* TRY IT
Count the lines below that include the word "shop", then give that number and no other words.

* SUPPLIED MATERIAL
+ + + +
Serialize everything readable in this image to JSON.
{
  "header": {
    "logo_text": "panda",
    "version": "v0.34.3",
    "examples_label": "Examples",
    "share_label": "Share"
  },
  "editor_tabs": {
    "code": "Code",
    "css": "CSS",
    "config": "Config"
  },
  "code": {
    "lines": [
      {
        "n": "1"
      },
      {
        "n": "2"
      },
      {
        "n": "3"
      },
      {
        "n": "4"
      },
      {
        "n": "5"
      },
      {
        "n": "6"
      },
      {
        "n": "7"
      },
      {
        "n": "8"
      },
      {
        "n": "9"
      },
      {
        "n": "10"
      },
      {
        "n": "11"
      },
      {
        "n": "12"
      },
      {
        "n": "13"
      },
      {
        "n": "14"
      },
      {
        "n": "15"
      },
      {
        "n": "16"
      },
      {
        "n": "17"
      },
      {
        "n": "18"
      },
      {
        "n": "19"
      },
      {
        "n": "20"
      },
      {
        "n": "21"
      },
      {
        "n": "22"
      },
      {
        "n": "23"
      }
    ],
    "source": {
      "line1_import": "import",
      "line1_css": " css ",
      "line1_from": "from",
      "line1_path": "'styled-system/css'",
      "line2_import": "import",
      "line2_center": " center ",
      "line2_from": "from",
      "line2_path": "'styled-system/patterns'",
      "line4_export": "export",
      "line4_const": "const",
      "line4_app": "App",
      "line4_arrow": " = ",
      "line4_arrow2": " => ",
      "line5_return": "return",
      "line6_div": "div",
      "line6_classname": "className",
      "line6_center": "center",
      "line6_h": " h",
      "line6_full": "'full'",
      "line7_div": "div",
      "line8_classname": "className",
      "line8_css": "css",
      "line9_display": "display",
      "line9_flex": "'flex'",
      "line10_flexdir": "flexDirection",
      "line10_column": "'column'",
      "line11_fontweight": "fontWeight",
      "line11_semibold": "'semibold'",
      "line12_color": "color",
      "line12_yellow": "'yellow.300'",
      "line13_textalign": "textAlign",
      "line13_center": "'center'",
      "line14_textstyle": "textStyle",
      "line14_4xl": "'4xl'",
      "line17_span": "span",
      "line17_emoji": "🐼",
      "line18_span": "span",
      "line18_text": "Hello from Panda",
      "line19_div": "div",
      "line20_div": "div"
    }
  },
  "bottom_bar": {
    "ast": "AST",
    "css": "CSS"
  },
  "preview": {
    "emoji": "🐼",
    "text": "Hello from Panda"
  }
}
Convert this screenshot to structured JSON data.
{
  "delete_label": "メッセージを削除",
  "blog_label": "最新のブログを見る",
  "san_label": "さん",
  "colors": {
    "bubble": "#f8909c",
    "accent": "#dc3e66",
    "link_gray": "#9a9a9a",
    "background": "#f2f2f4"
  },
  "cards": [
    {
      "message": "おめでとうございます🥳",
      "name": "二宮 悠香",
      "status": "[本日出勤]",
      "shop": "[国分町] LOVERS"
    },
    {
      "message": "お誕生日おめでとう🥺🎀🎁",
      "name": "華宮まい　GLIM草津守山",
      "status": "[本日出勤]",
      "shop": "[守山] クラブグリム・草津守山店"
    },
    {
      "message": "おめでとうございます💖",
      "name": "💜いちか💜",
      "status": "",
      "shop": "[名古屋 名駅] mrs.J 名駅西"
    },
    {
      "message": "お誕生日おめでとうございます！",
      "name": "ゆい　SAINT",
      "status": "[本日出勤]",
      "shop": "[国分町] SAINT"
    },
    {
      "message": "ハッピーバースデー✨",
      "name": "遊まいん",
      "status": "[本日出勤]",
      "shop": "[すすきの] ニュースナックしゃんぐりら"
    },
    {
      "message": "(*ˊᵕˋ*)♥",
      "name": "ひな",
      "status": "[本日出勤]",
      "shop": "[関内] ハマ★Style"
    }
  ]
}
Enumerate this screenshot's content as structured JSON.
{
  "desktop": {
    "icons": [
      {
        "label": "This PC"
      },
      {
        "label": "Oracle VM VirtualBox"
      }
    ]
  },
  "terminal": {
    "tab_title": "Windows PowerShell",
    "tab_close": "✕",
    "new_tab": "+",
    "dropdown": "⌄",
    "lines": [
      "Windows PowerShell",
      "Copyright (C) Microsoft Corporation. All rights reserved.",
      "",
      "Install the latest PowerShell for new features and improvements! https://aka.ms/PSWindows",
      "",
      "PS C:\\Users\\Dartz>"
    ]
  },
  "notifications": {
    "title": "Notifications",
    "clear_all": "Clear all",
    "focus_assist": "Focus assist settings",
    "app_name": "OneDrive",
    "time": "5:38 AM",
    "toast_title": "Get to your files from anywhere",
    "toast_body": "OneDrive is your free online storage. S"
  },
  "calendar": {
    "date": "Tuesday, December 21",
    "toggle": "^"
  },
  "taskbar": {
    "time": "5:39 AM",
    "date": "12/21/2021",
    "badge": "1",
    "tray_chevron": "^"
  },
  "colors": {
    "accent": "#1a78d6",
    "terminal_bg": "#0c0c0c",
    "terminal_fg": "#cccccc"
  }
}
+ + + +
* REPLY
6